There are a few others that have stood out to me. I've seen multiple writers capitalize "high school" when using it as a common noun - that is, not referring to a specific establishment. I also saw that two summers ago, when I had to retake introductory composition at Hofstra and noticed that error on a few papers as we looked over each other's work. A particular synonym for exercise also induces me to shake my head from time to time. "Workout" is a noun; "work out" is a verb. I can't go without mentioning the trend of turning a statement into a series of one word sentences. (For example: "That. Just. Happened.") There also apparently seems to be a need to shorten or otherwise change words for make them sound hip - or worse, to make them sound cute. Rezzies, whatevs, ohmigod, heeze, natch, obvs, fav(e), totes, just to name some of the most obvious examples. The last one is slightly more maddening because my thirtysomething eyes still process it as the plural of tote.
I point to one reason that stands out for this trend, and Shellenbarger hits it:
Accustomed to texting and social networking, "[younger people have] developed a new norm," Ms. Erickson says.A language is composed of two main forms - the spoken word and the written word. Over the last two decades - and particularly within the last ten years - writing has replaced speaking in a large swath of personal interaction.
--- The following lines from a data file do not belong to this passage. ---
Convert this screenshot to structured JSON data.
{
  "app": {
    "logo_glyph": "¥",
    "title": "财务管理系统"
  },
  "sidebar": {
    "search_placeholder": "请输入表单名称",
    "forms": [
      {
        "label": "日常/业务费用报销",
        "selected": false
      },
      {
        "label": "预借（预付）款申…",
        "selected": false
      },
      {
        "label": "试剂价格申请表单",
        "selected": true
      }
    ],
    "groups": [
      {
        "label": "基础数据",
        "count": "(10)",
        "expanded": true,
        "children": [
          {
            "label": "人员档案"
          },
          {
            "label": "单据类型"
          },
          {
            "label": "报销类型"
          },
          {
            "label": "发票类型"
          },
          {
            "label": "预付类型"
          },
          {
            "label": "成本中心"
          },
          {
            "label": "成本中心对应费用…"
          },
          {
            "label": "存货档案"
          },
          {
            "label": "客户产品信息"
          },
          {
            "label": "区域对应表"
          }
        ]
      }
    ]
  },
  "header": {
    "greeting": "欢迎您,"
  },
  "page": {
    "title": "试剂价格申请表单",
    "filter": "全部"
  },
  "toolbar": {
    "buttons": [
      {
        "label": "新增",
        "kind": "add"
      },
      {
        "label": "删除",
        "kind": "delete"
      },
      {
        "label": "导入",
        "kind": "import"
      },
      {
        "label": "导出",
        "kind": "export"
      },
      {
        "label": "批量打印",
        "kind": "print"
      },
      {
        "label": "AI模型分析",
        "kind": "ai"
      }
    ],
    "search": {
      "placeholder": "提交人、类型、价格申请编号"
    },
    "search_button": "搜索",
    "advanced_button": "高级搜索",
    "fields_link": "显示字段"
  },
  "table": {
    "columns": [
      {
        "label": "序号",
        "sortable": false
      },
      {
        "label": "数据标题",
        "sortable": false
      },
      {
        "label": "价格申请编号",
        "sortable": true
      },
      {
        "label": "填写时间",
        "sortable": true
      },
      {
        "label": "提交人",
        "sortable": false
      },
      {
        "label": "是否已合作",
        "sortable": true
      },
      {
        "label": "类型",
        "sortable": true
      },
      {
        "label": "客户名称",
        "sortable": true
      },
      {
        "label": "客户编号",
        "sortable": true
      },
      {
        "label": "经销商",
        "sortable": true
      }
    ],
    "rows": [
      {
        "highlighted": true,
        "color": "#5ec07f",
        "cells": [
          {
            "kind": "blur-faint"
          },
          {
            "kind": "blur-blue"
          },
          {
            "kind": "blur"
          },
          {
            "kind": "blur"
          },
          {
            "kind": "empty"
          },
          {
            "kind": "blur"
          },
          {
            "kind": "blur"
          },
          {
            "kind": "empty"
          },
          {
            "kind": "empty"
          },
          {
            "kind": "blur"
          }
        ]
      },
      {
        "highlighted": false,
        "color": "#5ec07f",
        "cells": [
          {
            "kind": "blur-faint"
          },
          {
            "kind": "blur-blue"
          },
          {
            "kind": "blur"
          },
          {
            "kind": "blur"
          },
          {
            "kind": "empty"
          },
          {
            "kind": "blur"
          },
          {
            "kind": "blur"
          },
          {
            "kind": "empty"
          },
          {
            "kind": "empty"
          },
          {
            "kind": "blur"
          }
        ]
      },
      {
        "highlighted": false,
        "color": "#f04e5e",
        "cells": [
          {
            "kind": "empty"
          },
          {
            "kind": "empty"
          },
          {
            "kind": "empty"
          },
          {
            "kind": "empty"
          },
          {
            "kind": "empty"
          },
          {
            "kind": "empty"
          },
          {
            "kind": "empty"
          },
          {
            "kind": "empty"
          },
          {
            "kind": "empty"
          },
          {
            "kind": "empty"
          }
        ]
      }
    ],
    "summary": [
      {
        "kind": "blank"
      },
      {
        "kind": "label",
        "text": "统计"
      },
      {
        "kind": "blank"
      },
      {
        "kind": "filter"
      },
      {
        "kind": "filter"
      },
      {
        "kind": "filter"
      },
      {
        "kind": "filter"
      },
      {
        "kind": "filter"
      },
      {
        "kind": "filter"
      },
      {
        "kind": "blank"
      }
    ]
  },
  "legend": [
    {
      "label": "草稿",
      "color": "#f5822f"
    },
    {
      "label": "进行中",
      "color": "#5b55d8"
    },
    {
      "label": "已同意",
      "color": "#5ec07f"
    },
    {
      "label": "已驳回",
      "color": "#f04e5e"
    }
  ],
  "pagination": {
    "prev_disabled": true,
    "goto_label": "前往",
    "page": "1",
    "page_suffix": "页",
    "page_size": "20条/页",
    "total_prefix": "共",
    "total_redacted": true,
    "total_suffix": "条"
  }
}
It started with instant messaging, and has since expanded to texting. This circumstance is now at the point where I have read, in multiple places, that some people are actually offended by the perceived intrusiveness of a phone call. As we have grown more accustomed to writing where we used to speak, we have tended to write in the manner in which we speak. This, in turn, has caused us to carry those mannerisms of speech into areas where they aren't appropriate. Don't get me wrong—brevity has an important role to play in communication. I think of a friend who, in an e-mail responding to a simple yes-or-no question, carried on for more than a thousand words before approaching anything resembling an answer. But on the whole, is this all really okay, because "[s]incerity and clarity expressed in '140 characters and sound bytes' are seen as hallmarks of good communication—not 'the king's grammar'"? What happens when those with such a cavalier disregard for the language today become the leaders of tomorrow, and see no problem with tolerating the grammatical indiscretions of future generations? Where might that lead us? Actually, I think Mike Judge has already explored that dystopia in sufficient detail.
I think I've said my piece on this issue. I'm going back inside and putting the soapbox back in the attic. One last thing - get off my lawn, even though it isn't actually my lawn.